Format

Send to

Choose Destination
PLoS One. 2015 May 15;10(5):e0126259. doi: 10.1371/journal.pone.0126259. eCollection 2015.

Cardiac development in zebrafish and human embryonic stem cells is inhibited by exposure to tobacco cigarettes and e-cigarettes.

Author information

1
Department of Pathology, University of Washington School of Medicine, Seattle, Washington, United States of America; Center for Cardiovascular Biology, University of Washington School of Medicine, Seattle, Washington, United States of America; Institute for Stem Cell and Regenerative Medicine, University of Washington School of Medicine, Seattle, Washington, United States of America.
2
Department of Pathology, University of Washington School of Medicine, Seattle, Washington, United States of America; Department of Bioengineering, University of Washington School of Medicine, Seattle, Washington, United States of America; Department of Medicine/Cardiology, University of Washington School of Medicine, Seattle, Washington, United States of America; Center for Cardiovascular Biology, University of Washington School of Medicine, Seattle, Washington, United States of America; Institute for Stem Cell and Regenerative Medicine, University of Washington School of Medicine, Seattle, Washington, United States of America.

Abstract

BACKGROUND:

Maternal smoking is a risk factor for low birth weight and other adverse developmental outcomes.

OBJECTIVE:

We sought to determine the impact of standard tobacco cigarettes and e-cigarettes on heart development in vitro and in vivo.

METHODS:

Zebrafish (Danio rerio) were used to assess developmental effects in vivo and cardiac differentiation of human embryonic stem cells (hESCs) was used as a model for in vitro cardiac development.

RESULTS:

In zebrafish, exposure to both types of cigarettes results in broad, dose-dependent developmental defects coupled with severe heart malformation, pericardial edema and reduced heart function.
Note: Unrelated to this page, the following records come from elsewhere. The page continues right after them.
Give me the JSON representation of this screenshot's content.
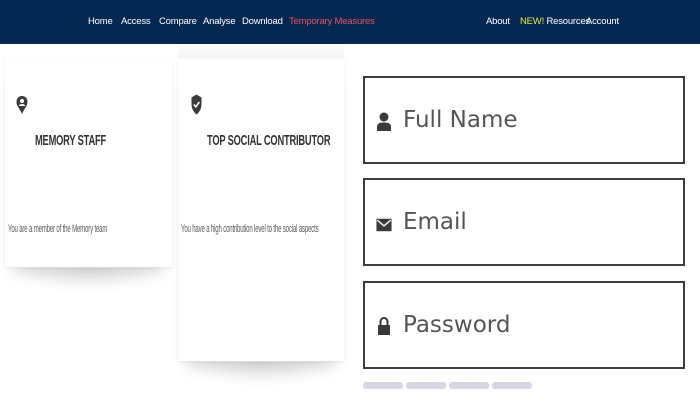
{
  "nav": {
    "left_items": [
      "Home",
      "Access",
      "Compare",
      "Analyse",
      "Download",
      "Temporary Measures"
    ],
    "new_badge": "NEW!",
    "right_items": [
      "About",
      "Resources",
      "Account"
    ]
  },
  "cards": [
    {
      "icon": "person-badge-icon",
      "title": "MEMORY STAFF",
      "text": "You are a member of the Memory team"
    },
    {
      "icon": "shield-check-icon",
      "title": "TOP SOCIAL CONTRIBUTOR",
      "text": "You have a high contribution level to the social aspects"
    }
  ],
  "form": {
    "full_name": {
      "placeholder": "Full Name",
      "icon": "user-icon"
    },
    "email": {
      "placeholder": "Email",
      "icon": "envelope-icon"
    },
    "password": {
      "placeholder": "Password",
      "icon": "lock-icon"
    },
    "strength_segments": 4
  },
  "colors": {
    "nav_bg": "#052852",
    "accent_red": "#e8525b",
    "new_yellow": "#e4e63a",
    "border": "#3d3d3d"
  }
}
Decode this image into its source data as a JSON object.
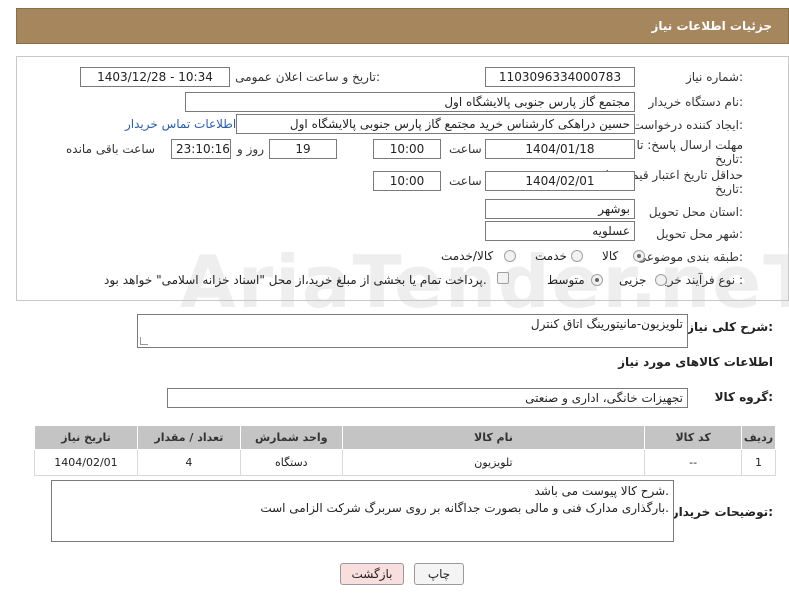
{
  "header": {
    "title": "جزئیات اطلاعات نیاز"
  },
  "form": {
    "need_number_label": "شماره نیاز:",
    "need_number": "1103096334000783",
    "announce_label": "تاریخ و ساعت اعلان عمومی:",
    "announce_value": "1403/12/28 - 10:34",
    "buyer_org_label": "نام دستگاه خریدار:",
    "buyer_org": "مجتمع گاز پارس جنوبی  پالایشگاه اول",
    "creator_label": "ایجاد کننده درخواست:",
    "creator": "حسین دراهکی کارشناس خرید مجتمع گاز پارس جنوبی  پالایشگاه اول",
    "buyer_contact_link": "اطلاعات تماس خریدار",
    "deadline_label_1": "مهلت ارسال پاسخ: تا",
    "deadline_label_2": "تاریخ:",
    "deadline_date": "1404/01/18",
    "time_label": "ساعت",
    "deadline_time": "10:00",
    "days_value": "19",
    "days_label": "روز و",
    "remaining_time": "23:10:16",
    "remaining_label": "ساعت باقی مانده",
    "validity_label_1": "حداقل تاریخ اعتبار قیمت: تا",
    "validity_label_2": "تاریخ:",
    "validity_date": "1404/02/01",
    "validity_time": "10:00",
    "province_label": "استان محل تحویل:",
    "province": "بوشهر",
    "city_label": "شهر محل تحویل:",
    "city": "عسلویه",
    "category_label": "طبقه بندی موضوعی:",
    "category_goods": "کالا",
    "category_service": "خدمت",
    "category_goods_service": "کالا/خدمت",
    "process_label": "نوع فرآیند خرید :",
    "process_partial": "جزیی",
    "process_medium": "متوسط",
    "payment_note": "پرداخت تمام یا بخشی از مبلغ خرید،از محل \"اسناد خزانه اسلامی\" خواهد بود."
  },
  "description": {
    "label": "شرح کلی نیاز:",
    "value": "تلویزیون-مانیتورینگ اتاق کنترل"
  },
  "goods_info": {
    "title": "اطلاعات کالاهای مورد نیاز",
    "group_label": "گروه کالا:",
    "group_value": "تجهیزات خانگی، اداری و صنعتی"
  },
  "table": {
    "headers": {
      "row": "ردیف",
      "code": "کد کالا",
      "name": "نام کالا",
      "unit": "واحد شمارش",
      "qty": "تعداد / مقدار",
      "date": "تاریخ نیاز"
    },
    "rows": [
      {
        "row": "1",
        "code": "--",
        "name": "تلویزیون",
        "unit": "دستگاه",
        "qty": "4",
        "date": "1404/02/01"
      }
    ]
  },
  "buyer_notes": {
    "label": "توضیحات خریدار:",
    "line1": "شرح کالا پیوست می باشد.",
    "line2": "بارگذاری مدارک فنی و مالی بصورت جداگانه بر روی سربرگ شرکت الزامی است."
  },
  "buttons": {
    "print": "چاپ",
    "back": "بازگشت"
  },
  "watermark": "AriaTender.neT",
  "colors": {
    "header_bg": "#a5865d",
    "back_button_bg": "#f9dede",
    "link": "#2a5db0"
  }
}
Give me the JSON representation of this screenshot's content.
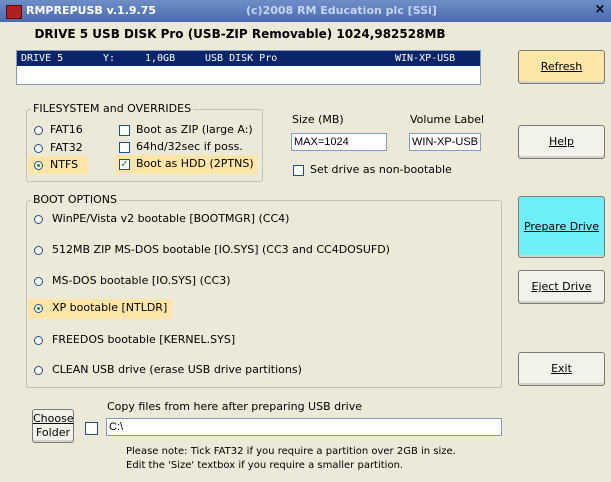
{
  "window": {
    "title": "RMPREPUSB v.1.9.75",
    "copyright": "(c)2008 RM Education plc [SSi]",
    "close_glyph": "×"
  },
  "drive_header": "DRIVE 5 USB DISK Pro  (USB-ZIP Removable) 1024,982528MB",
  "drive_list": {
    "row": [
      "DRIVE 5",
      "Y:",
      "1,0GB",
      "USB DISK Pro",
      "WIN-XP-USB"
    ]
  },
  "buttons": {
    "refresh": "Refresh",
    "help": "Help",
    "prepare": "Prepare Drive",
    "eject": "Eject Drive",
    "exit": "Exit",
    "choose_folder_line1": "Choose",
    "choose_folder_line2": "Folder"
  },
  "filesystem": {
    "legend": "FILESYSTEM and OVERRIDES",
    "fat16": "FAT16",
    "fat32": "FAT32",
    "ntfs": "NTFS",
    "boot_zip": "Boot as ZIP (large A:)",
    "hd64": "64hd/32sec if poss.",
    "boot_hdd": "Boot as HDD (2PTNS)",
    "selected": "NTFS"
  },
  "size": {
    "label": "Size (MB)",
    "value": "MAX=1024"
  },
  "volume": {
    "label": "Volume Label",
    "value": "WIN-XP-USB"
  },
  "nonbootable": "Set drive as non-bootable",
  "boot_options": {
    "legend": "BOOT OPTIONS",
    "items": [
      "WinPE/Vista v2 bootable [BOOTMGR]   (CC4)",
      "512MB ZIP MS-DOS bootable [IO.SYS]   (CC3 and CC4DOSUFD)",
      "MS-DOS bootable [IO.SYS]   (CC3)",
      "XP bootable [NTLDR]",
      "FREEDOS bootable [KERNEL.SYS]",
      "CLEAN USB drive (erase USB drive partitions)"
    ],
    "selected_index": 3
  },
  "copy": {
    "label": "Copy files from here after preparing USB drive",
    "path": "C:\\"
  },
  "note": {
    "line1": "Please note: Tick FAT32 if you require a partition over 2GB in size.",
    "line2": "Edit the 'Size' textbox if you require a smaller partition."
  },
  "colors": {
    "title_bar": "#4a6cb0",
    "selection": "#0a246a",
    "highlight": "#ffe5a8",
    "prepare_button": "#6ef0f8",
    "window_bg": "#ece9d8"
  }
}
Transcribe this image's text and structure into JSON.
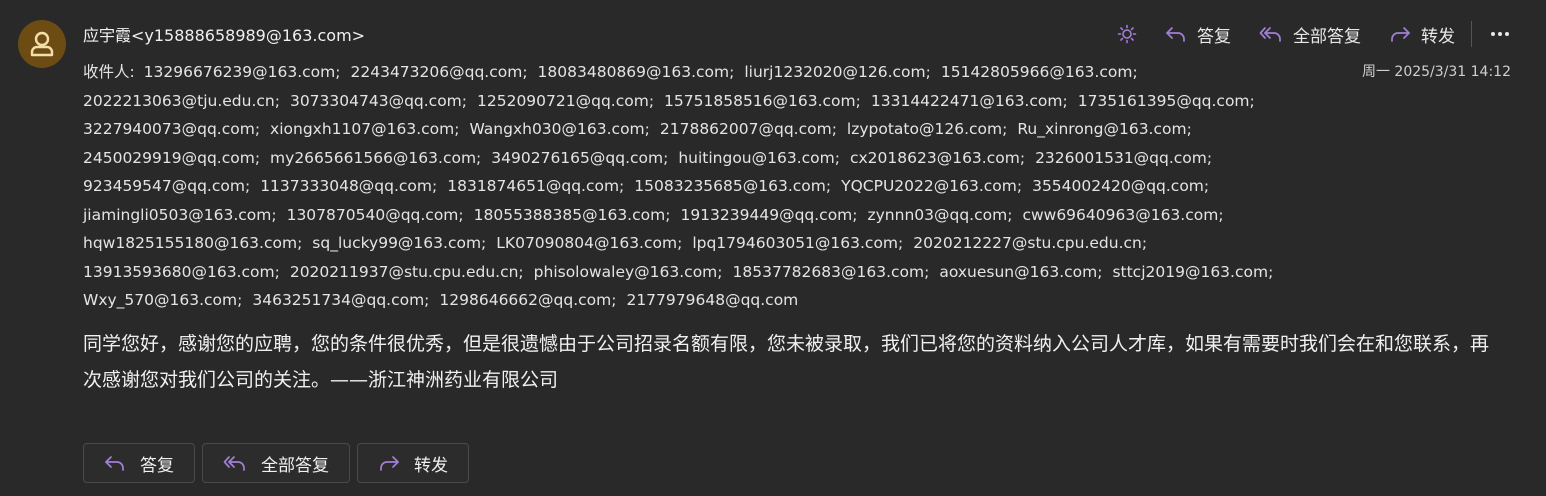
{
  "email": {
    "sender": "应宇霞<y15888658989@163.com>",
    "datetime": "周一 2025/3/31 14:12",
    "recipients_label": "收件人:",
    "recipients": [
      "13296676239@163.com;",
      "2243473206@qq.com;",
      "18083480869@163.com;",
      "liurj1232020@126.com;",
      "15142805966@163.com;",
      "2022213063@tju.edu.cn;",
      "3073304743@qq.com;",
      "1252090721@qq.com;",
      "15751858516@163.com;",
      "13314422471@163.com;",
      "1735161395@qq.com;",
      "3227940073@qq.com;",
      "xiongxh1107@163.com;",
      "Wangxh030@163.com;",
      "2178862007@qq.com;",
      "lzypotato@126.com;",
      "Ru_xinrong@163.com;",
      "2450029919@qq.com;",
      "my2665661566@163.com;",
      "3490276165@qq.com;",
      "huitingou@163.com;",
      "cx2018623@163.com;",
      "2326001531@qq.com;",
      "923459547@qq.com;",
      "1137333048@qq.com;",
      "1831874651@qq.com;",
      "15083235685@163.com;",
      "YQCPU2022@163.com;",
      "3554002420@qq.com;",
      "jiamingli0503@163.com;",
      "1307870540@qq.com;",
      "18055388385@163.com;",
      "1913239449@qq.com;",
      "zynnn03@qq.com;",
      "cww69640963@163.com;",
      "hqw1825155180@163.com;",
      "sq_lucky99@163.com;",
      "LK07090804@163.com;",
      "lpq1794603051@163.com;",
      "2020212227@stu.cpu.edu.cn;",
      "13913593680@163.com;",
      "2020211937@stu.cpu.edu.cn;",
      "phisolowaley@163.com;",
      "18537782683@163.com;",
      "aoxuesun@163.com;",
      "sttcj2019@163.com;",
      "Wxy_570@163.com;",
      "3463251734@qq.com;",
      "1298646662@qq.com;",
      "2177979648@qq.com"
    ],
    "recipient_lines": [
      5,
      6,
      6,
      6,
      6,
      6,
      5,
      6,
      4
    ],
    "body": "同学您好，感谢您的应聘，您的条件很优秀，但是很遗憾由于公司招录名额有限，您未被录取，我们已将您的资料纳入公司人才库，如果有需要时我们会在和您联系，再次感谢您对我们公司的关注。——浙江神洲药业有限公司"
  },
  "toolbar": {
    "reply": "答复",
    "reply_all": "全部答复",
    "forward": "转发"
  },
  "bottom": {
    "reply": "答复",
    "reply_all": "全部答复",
    "forward": "转发"
  },
  "icons": {
    "avatar": "person-icon",
    "theme": "sun-icon",
    "reply": "reply-icon",
    "reply_all": "reply-all-icon",
    "forward": "forward-icon",
    "more": "more-icon"
  },
  "colors": {
    "background": "#292929",
    "accent": "#a37fd6",
    "avatar_bg": "#6d4c14",
    "avatar_fg": "#f5dfa8"
  }
}
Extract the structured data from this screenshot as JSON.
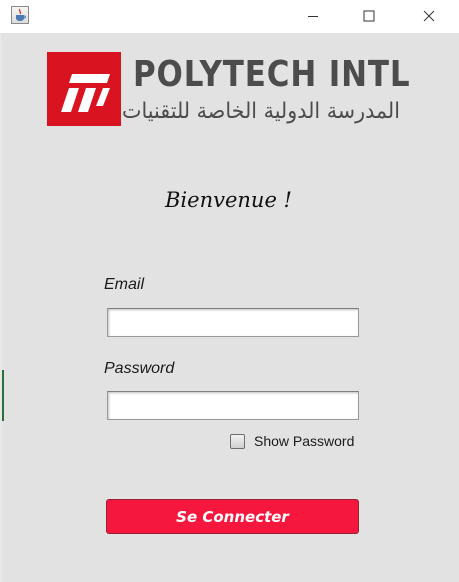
{
  "window": {
    "icon": "java-icon",
    "controls": {
      "minimize_icon": "minimize-icon",
      "maximize_icon": "maximize-icon",
      "close_icon": "close-icon"
    }
  },
  "logo": {
    "name": "POLYTECH INTL",
    "arabic": "المدرسة الدولية الخاصة للتقنيات",
    "brand_color": "#d9131f"
  },
  "welcome_text": "Bienvenue !",
  "form": {
    "email_label": "Email",
    "email_value": "",
    "password_label": "Password",
    "password_value": "",
    "show_password_label": "Show Password",
    "show_password_checked": false,
    "submit_label": "Se Connecter",
    "submit_color": "#f5173e"
  }
}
Tobacco cigarettes are more toxic than e-cigarettes at comparable nicotine concentrations. During cardiac differentiation of hESCs, tobacco smoke exposure results in a delayed transition through mesoderm. Both types of cigarettes decrease expression of cardiac transcription factors in cardiac progenitor cells, suggesting a persistent delay in differentiation. In definitive human cardiomyocytes, both e-cigarette- and tobacco cigarette-treated samples showed reduced expression of sarcomeric genes such as MLC2v and MYL6. Furthermore, tobacco cigarette-treated samples had delayed onset of beating and showed low levels and aberrant localization of N-cadherin, reduced myofilament content with significantly reduced sarcomere length, and increased expression of the immature cardiac marker smooth muscle alpha-actin.

CONCLUSION:

These data indicate a negative effect of both tobacco cigarettes and e-cigarettes on heart development in vitro and in vivo. Tobacco cigarettes are more toxic than E-cigarettes and exhibit a broader spectrum of cardiac developmental defects.

PMID:
25978043
PMCID:
PMC4433280
DOI:
10.1371/journal.pone.0126259
[Indexed for MEDLINE]
Free PMC Article

Supplemental Content

Full text links

Icon for Public Library of Science Icon for PubMed Central
Loading ...
Support Center